Home Christian News Insights, Revelations, Fellowship at Black Church Leadership Week

Insights, Revelations, Fellowship at Black Church Leadership Week

black church leadership
Volunteers comprised the Whosoever Will Choir, under the leadership of the music ministry of Colonial Baptist Church in Randallstown, Md., at the Black Church Leadership and Family Conference.(Photo by Aaron Earls)

RIDGECREST, N.C. (BP) — Answers to scriptural conundrums greeted attendees of the Black Church Leadership and Family Conference (BCLFC) July 18-22 at Ridgecrest Conference Center in Ridgecrest, N.C.

What happened in Matthew 17 as the disciples of Jesus tried to cast a demon out of a little boy? “The demon defied their attempts. How did the demon know, ‘I don’t need to obey?’” ponders New York Pastor Frank Williams. “Jesus said, at its root, there is some unbelief somewhere (among the disciples). How did Jesus know it was unbelief? He’s the son of God. He knows everything. OK. How did the demon know it was unbelief?

Frank Williams, president of the National African American Fellowship of the Southern Baptist Convention, preached on the opening night of the Black Church Leadership and Family Conference July 18-22 at Ridgecrest Conference Center. (Photo by Aaron Earls)

“Could it be that they were sending out signals or vibrations of unbelief in their words that were picked up in the spirit realm?” Williams, pastor of Wake Eden Community Baptist Church and the Bronx Baptist Church, asked on the conference opening night in his sermon on walking by faith. “Unbelief is a subtle thing. It’s like a contaminated element that spoils the quality of our faith.”

In another sermon, Florida Baptist Convention Executive Director Tommy Green ponders pastors’ attempts to lead with pure hearts and skillful hands, qualities attributed to David in Psalm 78:72.

“The struggles of a pastor and family are real. Spiritual warfare marks every day of your ministry,” Green said. “Spiritual warfare is imminent, not imaginary. And the battles are from outside the church, and they are from inside the church. Evil has a place, and evil has a face, and evil has a taste.

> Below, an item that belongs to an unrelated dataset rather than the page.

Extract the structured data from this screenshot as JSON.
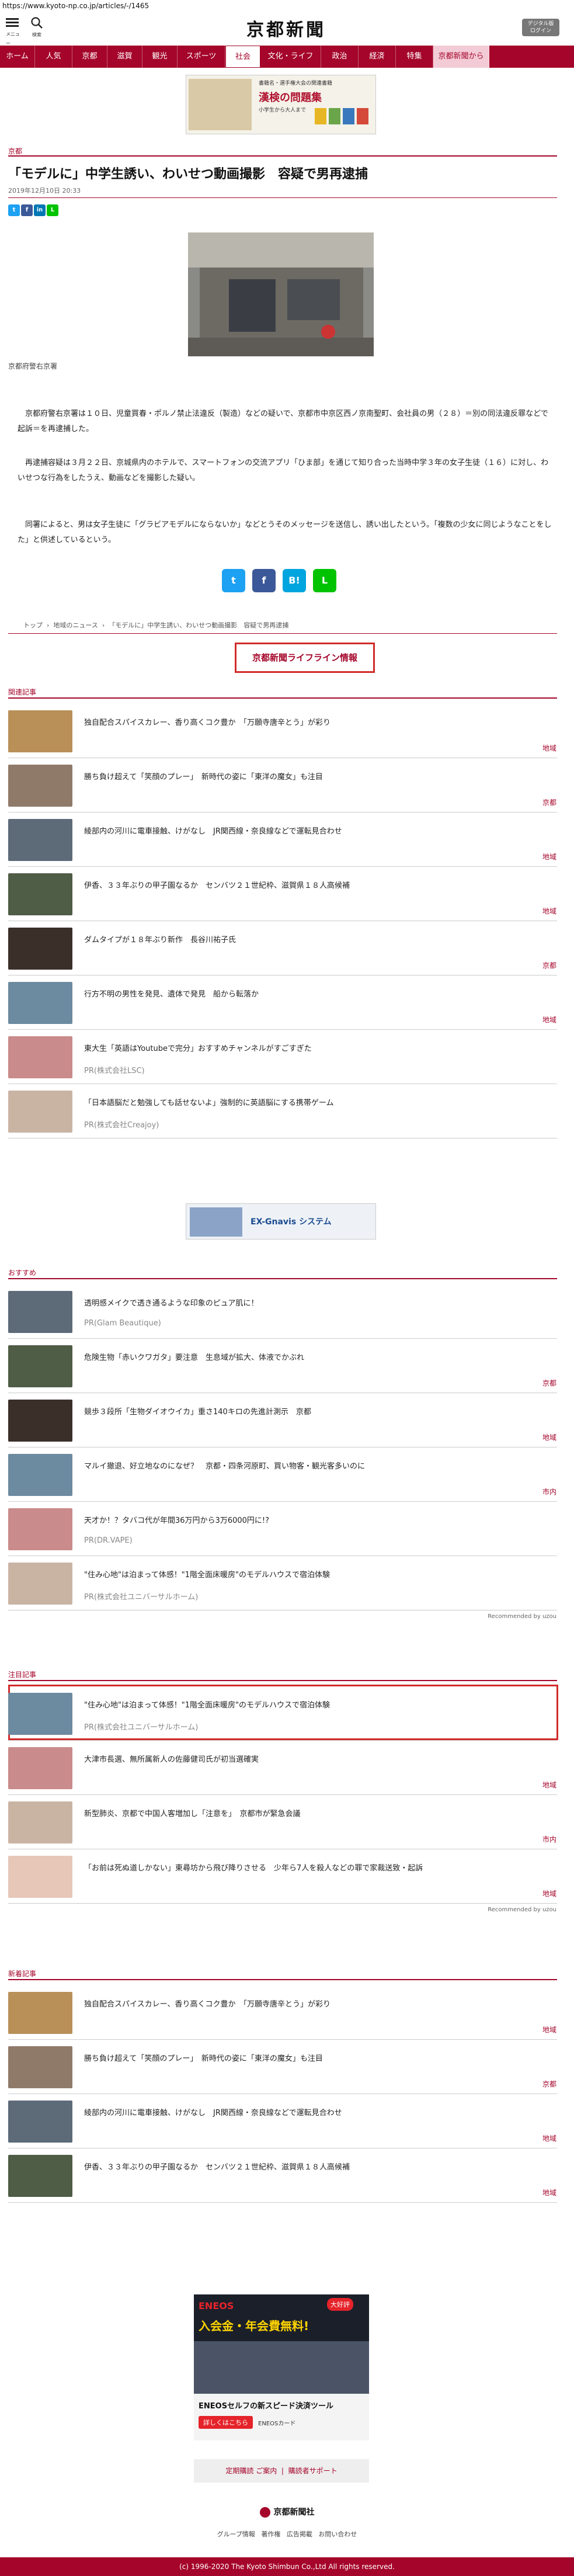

Satan comes to steal, kill and destroy, and you have a bullseye on your life.”

But God knows what pastors are facing, Green said in exhorting pastors to trust in God, shake off the dust of discouragement and defeat, and rise up in the victory that comes in Jesus Christ.

“Heart and hands stretches every fiber of our being. Look unto Jesus. He is the author and finisher of our faith,” Green said in a poetic homage to Jesus’ hands. “Jesus moved with compassion of heart and hands. He had healing hands that touched blind eyes to see. He had healing hands that touched deaf ears to hear. He had healing hands that reached out to lame limbs to walk. He had healing hands that made the sick whole.

Tommy Green, executive director and treasurer of the Florida Baptist Convention, preached the July 19 evening sermon at the Black Church Leadership and Family Conference. (Photo by Aaron Earls)

“He had holy hands that calmed the sea. He had holy hands that raised the dead. He had holy hands that fed the multitudes. … He had humble hands that washed the feet of the disciples.”

In its 29th year, the BCLFC exposed attendees to a broad display of Southern Baptist life, presenting national, state and local leaders in daily schedules packed with preaching, worship, Bible study from the Lifeway YOU curriculum, fellowship, recreation and dozens of classes in leadership and personal edification.

The attendance of just over 400 was less than half the annual attendance before the COVID -19 pandemic, but conference convener Mark Croston said the numbers proved favorable.

“Our numbers were smaller than usually, but this provided for an even more powerful and personal experience. About one-third of the participants were first-timers,” said Croston, Lifeway Christian Resources’ national director of Black Church Ministries. “Many of our churches are only seeing about half of their members in live worship and some are still not open and that also impacts our numbers.”

Special activities engaged women, men, young adults, youth and children in activities targeting their interests and spiritual needs. Woman2Woman speakers were Archalena Coats, a member of the Southern Baptist Convention Executive Committee, a Florida educator and wife of Covenant Baptist Church Pastor Patrick Coats; and Elizabeth Woodson, a Bible teacher and author from Dallas. Addressing men in Man2Man sessions were Ken Felix, senior pastor of Bethel Evangelical Baptist Church in Miami Gardens, Fla., and JerQuentin Sutton, senior pastor of Lebanon Baptist Church in Westwood, N.J.